SUPPLIED MATERIAL section start

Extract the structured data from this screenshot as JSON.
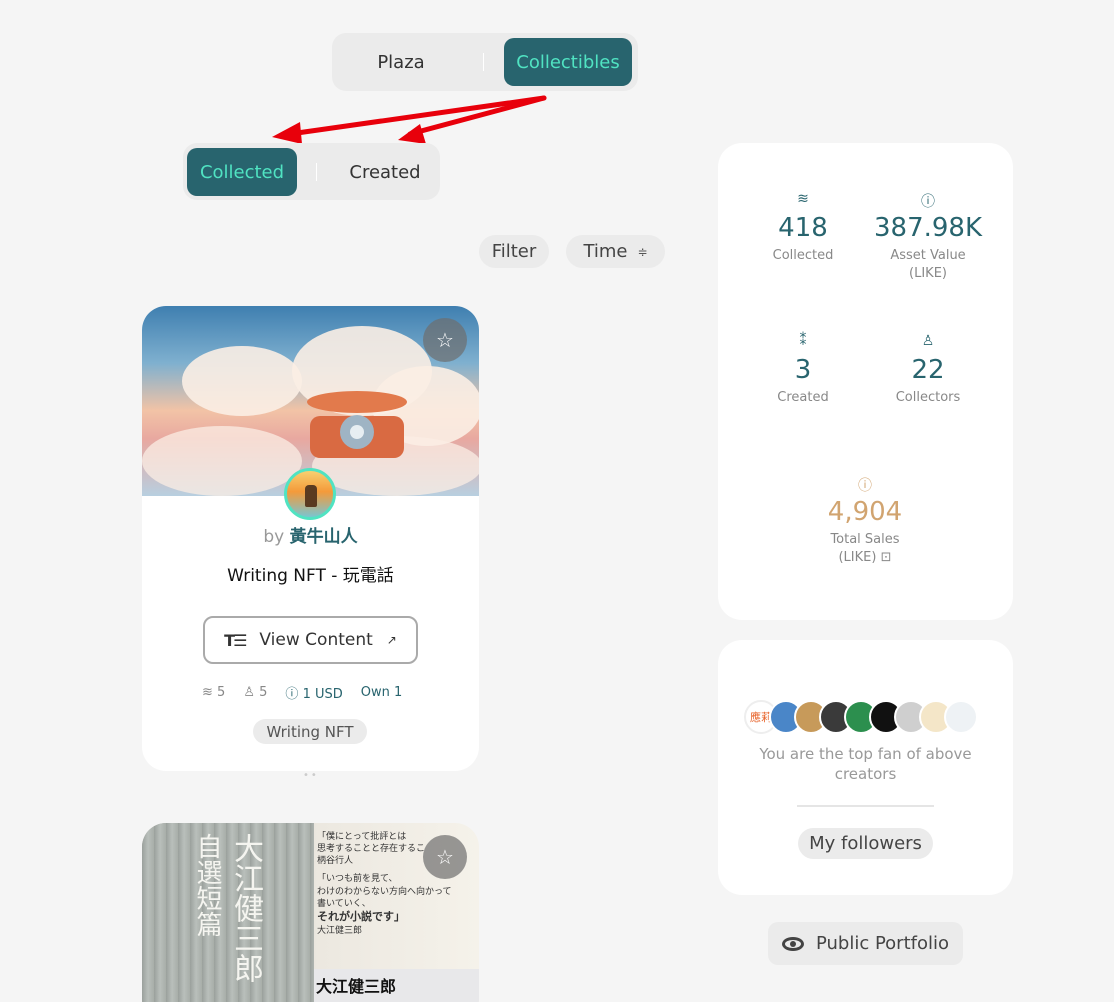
{
  "tabs": {
    "plaza": "Plaza",
    "collectibles": "Collectibles"
  },
  "subtabs": {
    "collected": "Collected",
    "created": "Created"
  },
  "toolbar": {
    "filter": "Filter",
    "time": "Time",
    "sort_icon": "sort-icon"
  },
  "card": {
    "by_prefix": "by",
    "author": "黃牛山人",
    "title": "Writing NFT - 玩電話",
    "view_content": "View Content",
    "collected_count": "5",
    "collectors_count": "5",
    "price": "1 USD",
    "own": "Own 1",
    "tag": "Writing NFT"
  },
  "card2": {
    "cover_title_1": "大江健三郎",
    "cover_title_2": "自選短篇",
    "quote_1": "「僕にとって批評とは",
    "quote_2": "思考することと存在するこ",
    "quote_3": "柄谷行人",
    "quote_4": "「いつも前を見て、",
    "quote_5": "わけのわからない方向へ向かって",
    "quote_6": "書いていく、",
    "quote_7": "それが小説です」",
    "quote_8": "大江健三郎",
    "author": "大江健三郎"
  },
  "stats": {
    "collected": {
      "value": "418",
      "label": "Collected"
    },
    "asset_value": {
      "value": "387.98K",
      "label": "Asset Value",
      "unit": "(LIKE)"
    },
    "created": {
      "value": "3",
      "label": "Created"
    },
    "collectors": {
      "value": "22",
      "label": "Collectors"
    },
    "total_sales": {
      "value": "4,904",
      "label": "Total Sales",
      "unit": "(LIKE)"
    }
  },
  "fans": {
    "text": "You are the top fan of above creators",
    "button": "My followers",
    "avatar_label_1": "應莉"
  },
  "public_portfolio": "Public Portfolio",
  "colors": {
    "primary": "#28646e",
    "accent": "#50e3c2",
    "sales": "#d1a470",
    "annotation": "#e8000b"
  }
}
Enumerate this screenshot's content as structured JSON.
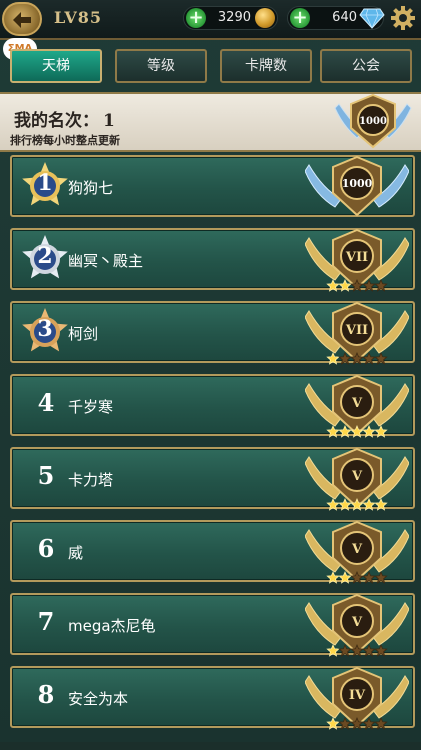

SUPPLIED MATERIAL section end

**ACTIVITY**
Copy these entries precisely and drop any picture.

**RESPONSE TO THIS EXERCISE**
Extract the structured data from this screenshot as JSON.
{
  "tabs": {
    "plaza": "Plaza",
    "collectibles": "Collectibles"
  },
  "subtabs": {
    "collected": "Collected",
    "created": "Created"
  },
  "toolbar": {
    "filter": "Filter",
    "time": "Time",
    "sort_icon": "sort-icon"
  },
  "card": {
    "by_prefix": "by",
    "author": "黃牛山人",
    "title": "Writing NFT - 玩電話",
    "view_content": "View Content",
    "collected_count": "5",
    "collectors_count": "5",
    "price": "1 USD",
    "own": "Own 1",
    "tag": "Writing NFT"
  },
  "card2": {
    "cover_title_1": "大江健三郎",
    "cover_title_2": "自選短篇",
    "quote_1": "「僕にとって批評とは",
    "quote_2": "思考することと存在するこ",
    "quote_3": "柄谷行人",
    "quote_4": "「いつも前を見て、",
    "quote_5": "わけのわからない方向へ向かって",
    "quote_6": "書いていく、",
    "quote_7": "それが小説です」",
    "quote_8": "大江健三郎",
    "author": "大江健三郎"
  },
  "stats": {
    "collected": {
      "value": "418",
      "label": "Collected"
    },
    "asset_value": {
      "value": "387.98K",
      "label": "Asset Value",
      "unit": "(LIKE)"
    },
    "created": {
      "value": "3",
      "label": "Created"
    },
    "collectors": {
      "value": "22",
      "label": "Collectors"
    },
    "total_sales": {
      "value": "4,904",
      "label": "Total Sales",
      "unit": "(LIKE)"
    }
  },
  "fans": {
    "text": "You are the top fan of above creators",
    "button": "My followers",
    "avatar_label_1": "應莉"
  },
  "public_portfolio": "Public Portfolio",
  "colors": {
    "primary": "#28646e",
    "accent": "#50e3c2",
    "sales": "#d1a470",
    "annotation": "#e8000b"
  }
}
Enumerate this screenshot's content as structured JSON.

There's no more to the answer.